Professor Julian Peto, Cancer Research UK professor of epidemiology at the London School of Hygiene and Tropical Medicine and the Institute of Cancer Research, received the honour for his research, which revealed the scale of the mesothelioma epidemic in the UK among construction and other workers.
Peto developed and tested the first detailed dose, time and age models for lung cancer and mesothelioma due to asbestos, and his risk assessment models were adopted in government agency reports worldwide, leading to stringent regulation of asbestos in the workplace.
Karen Baxter, managing director at Sypol, said: “This award is for Julian’s research into the health effects of inhaling asbestos fibres, which led to the creation of risk standards that are still used today. His current work includes research which has helped our understanding of the genetics of breast cancer and the impact of screening for cervical cancer. There can be no doubt that his work has helped to prevent the deaths of many workers from mesothelioma.”

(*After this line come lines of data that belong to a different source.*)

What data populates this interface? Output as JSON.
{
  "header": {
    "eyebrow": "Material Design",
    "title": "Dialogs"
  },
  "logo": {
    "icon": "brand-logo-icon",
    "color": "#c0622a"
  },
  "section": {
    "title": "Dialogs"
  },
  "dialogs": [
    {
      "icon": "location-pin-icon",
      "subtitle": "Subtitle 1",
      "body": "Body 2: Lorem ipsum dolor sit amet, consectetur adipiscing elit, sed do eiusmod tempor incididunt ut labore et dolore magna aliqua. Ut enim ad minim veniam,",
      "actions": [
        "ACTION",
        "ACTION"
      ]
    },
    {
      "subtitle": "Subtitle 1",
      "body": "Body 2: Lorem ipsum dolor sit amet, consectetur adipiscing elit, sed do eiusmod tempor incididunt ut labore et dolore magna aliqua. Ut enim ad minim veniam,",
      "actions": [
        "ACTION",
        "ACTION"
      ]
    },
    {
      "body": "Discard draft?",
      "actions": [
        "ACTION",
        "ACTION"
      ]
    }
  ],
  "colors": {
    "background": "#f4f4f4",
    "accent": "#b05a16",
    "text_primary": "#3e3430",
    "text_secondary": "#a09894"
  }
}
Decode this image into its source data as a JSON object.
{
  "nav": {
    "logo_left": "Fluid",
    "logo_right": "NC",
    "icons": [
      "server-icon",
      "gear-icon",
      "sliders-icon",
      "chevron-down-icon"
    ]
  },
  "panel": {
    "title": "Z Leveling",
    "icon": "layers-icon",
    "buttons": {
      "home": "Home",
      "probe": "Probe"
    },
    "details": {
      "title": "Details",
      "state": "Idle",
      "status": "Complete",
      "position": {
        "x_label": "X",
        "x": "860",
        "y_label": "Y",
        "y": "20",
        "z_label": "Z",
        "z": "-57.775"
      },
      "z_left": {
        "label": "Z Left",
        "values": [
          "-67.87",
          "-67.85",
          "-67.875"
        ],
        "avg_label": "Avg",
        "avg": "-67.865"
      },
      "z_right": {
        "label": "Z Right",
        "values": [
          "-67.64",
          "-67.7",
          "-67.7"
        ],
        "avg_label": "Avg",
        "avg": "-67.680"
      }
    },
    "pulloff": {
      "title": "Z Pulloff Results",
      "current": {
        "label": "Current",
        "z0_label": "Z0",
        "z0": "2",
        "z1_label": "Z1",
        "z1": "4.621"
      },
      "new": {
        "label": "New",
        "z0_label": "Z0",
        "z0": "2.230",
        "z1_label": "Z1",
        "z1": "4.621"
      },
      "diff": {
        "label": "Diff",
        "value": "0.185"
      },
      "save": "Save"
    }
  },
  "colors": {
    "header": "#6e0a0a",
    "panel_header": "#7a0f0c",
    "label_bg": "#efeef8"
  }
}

Peto said: “Any scientist who achieves anything stands on the shoulders of giants. Sir Richard Doll showed that asbestos causes cancer 50 years ago, and it is just over 30 years since I first worked with him. I’m obviously honoured and delighted to have received this prestigious award.”
Peto intends to continue researching asbestos. One of his current projects is a national case-control study of mesothelioma patients born since 1940 to identify the occupations and work practices that involve the highest risks of contracting the disease. “The primary aim of this HSE-funded study is to determine whether the risks among the younger mesothelioma patients provide evidence of continuing occupational asbestos exposure, particularly in the construction industry,” he said.